And, by extrapolation, a Santa?
Well, yes, it turns out that many did and do, including Harris.
This story would have no flippers if it didn’t hint at a larger issue that isn’t really about race. The skin color of magical elves who fly around in reindeer-drawn sleighs is a far easier conversation than the broader iconoclasm that is really at the root of what Kelly perhaps intuited but failed to convey. But then cable TV, tethered as it is to hits, blips and buzz, doesn’t often lend itself to deep reflection.
It should be no surprise that, as demographics shift, so do cultural icons. It is also understandable that such challenges would be unsettling to many, but there are more sophisticated ways of discussing them without resorting to “The War on (fill in the blank).”
Among other reasons, war demands victory rather than understanding.
At first glance, Santa, the most innocent of icons, seems a gratuitous target for revision.

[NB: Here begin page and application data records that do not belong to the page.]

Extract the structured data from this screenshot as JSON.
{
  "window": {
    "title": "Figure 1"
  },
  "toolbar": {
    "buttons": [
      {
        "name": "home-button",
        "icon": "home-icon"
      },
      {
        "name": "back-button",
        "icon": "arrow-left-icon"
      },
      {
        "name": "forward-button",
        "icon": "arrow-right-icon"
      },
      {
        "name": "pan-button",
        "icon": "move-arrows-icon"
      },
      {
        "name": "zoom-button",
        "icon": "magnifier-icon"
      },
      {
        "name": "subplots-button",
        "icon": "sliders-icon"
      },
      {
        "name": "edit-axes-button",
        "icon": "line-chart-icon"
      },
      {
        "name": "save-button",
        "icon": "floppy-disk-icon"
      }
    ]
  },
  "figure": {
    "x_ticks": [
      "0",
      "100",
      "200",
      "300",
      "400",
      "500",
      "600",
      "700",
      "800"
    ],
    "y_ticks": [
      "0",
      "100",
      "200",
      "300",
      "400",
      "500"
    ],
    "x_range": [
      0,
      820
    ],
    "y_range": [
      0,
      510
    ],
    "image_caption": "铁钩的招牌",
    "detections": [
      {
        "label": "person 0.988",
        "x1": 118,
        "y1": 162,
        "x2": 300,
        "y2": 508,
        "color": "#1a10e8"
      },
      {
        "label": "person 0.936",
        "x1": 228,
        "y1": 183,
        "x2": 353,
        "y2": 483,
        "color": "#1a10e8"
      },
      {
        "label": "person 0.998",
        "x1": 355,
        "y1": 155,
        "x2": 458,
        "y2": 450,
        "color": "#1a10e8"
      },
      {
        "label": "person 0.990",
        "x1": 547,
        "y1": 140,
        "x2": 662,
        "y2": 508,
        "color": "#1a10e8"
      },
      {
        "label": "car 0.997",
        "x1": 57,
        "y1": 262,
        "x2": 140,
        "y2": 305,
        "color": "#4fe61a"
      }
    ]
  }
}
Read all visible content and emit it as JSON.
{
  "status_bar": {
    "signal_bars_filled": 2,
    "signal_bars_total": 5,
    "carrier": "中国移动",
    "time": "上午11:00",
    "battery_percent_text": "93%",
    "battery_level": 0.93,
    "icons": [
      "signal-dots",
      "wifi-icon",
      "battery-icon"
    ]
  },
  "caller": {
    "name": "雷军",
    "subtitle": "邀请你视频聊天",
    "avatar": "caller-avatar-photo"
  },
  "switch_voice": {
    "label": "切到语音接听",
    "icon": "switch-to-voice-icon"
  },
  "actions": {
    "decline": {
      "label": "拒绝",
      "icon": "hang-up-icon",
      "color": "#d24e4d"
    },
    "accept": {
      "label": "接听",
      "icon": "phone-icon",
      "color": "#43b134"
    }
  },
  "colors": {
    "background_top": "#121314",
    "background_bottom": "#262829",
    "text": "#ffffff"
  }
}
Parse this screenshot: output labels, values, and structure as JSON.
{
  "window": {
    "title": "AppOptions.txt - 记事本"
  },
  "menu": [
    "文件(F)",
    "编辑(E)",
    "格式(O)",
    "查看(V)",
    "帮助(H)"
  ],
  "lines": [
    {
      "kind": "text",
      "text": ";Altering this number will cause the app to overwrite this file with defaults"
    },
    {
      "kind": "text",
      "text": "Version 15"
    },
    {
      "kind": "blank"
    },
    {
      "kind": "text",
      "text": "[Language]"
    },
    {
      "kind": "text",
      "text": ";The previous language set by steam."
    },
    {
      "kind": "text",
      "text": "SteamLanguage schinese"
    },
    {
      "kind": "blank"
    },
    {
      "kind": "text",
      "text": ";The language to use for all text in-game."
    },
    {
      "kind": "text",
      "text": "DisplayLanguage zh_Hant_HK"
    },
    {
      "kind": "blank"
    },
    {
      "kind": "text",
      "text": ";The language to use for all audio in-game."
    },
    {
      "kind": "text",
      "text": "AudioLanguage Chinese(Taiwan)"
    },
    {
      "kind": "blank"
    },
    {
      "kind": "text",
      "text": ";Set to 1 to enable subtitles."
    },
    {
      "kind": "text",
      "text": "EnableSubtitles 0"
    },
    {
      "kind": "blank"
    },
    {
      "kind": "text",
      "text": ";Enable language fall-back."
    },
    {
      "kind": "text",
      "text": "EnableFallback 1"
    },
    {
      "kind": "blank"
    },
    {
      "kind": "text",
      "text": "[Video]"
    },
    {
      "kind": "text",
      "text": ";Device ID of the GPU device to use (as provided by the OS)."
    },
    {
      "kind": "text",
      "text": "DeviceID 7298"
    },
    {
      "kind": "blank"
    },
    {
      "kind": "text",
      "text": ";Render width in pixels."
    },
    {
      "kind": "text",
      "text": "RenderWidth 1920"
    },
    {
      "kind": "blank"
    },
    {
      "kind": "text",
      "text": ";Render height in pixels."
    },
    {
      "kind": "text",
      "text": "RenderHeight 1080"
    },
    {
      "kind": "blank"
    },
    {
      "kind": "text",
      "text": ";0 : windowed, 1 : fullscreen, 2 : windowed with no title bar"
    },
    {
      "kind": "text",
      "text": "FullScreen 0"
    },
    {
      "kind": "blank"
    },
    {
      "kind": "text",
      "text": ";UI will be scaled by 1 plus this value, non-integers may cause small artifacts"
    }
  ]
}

Looking closer, however, diversifying Santa in a nation that elected a black president seems appropriate. When you make up stuff, you can make it up again.
Besides, very young children are oblivious to race. Assuming no racial animus at home, most children would as eagerly climb on the lap of a jolly black Santa as a white one (or any other race/ethnicity). They only want the thrill of the gift and the reassurance (note to New York’s brawling Santas) that all is right with the world.
This is the true gift of Santa. He is a gentle grandfather — a benevolent figure to whom all impossibilities can be presented and conquered. As such, he is a human gesture of kindness to children whose innocence will be ravaged soon enough.
Myths transcend race and serve purposes beyond the material.
They elevate our spirits, impart hope and convey values: It is better to give than to receive. Such lessons are more pleasantly absorbed when visions of sugar plums are dancing in our heads.
Which is probably what Kelly meant to say, and might have added: Just because something makes you comfortable doesn’t mean you shouldn’t change it.
KATHLEEN PARKER writes for the Orlando Sentinel. Her column is distributed by Washington Post Writers Group.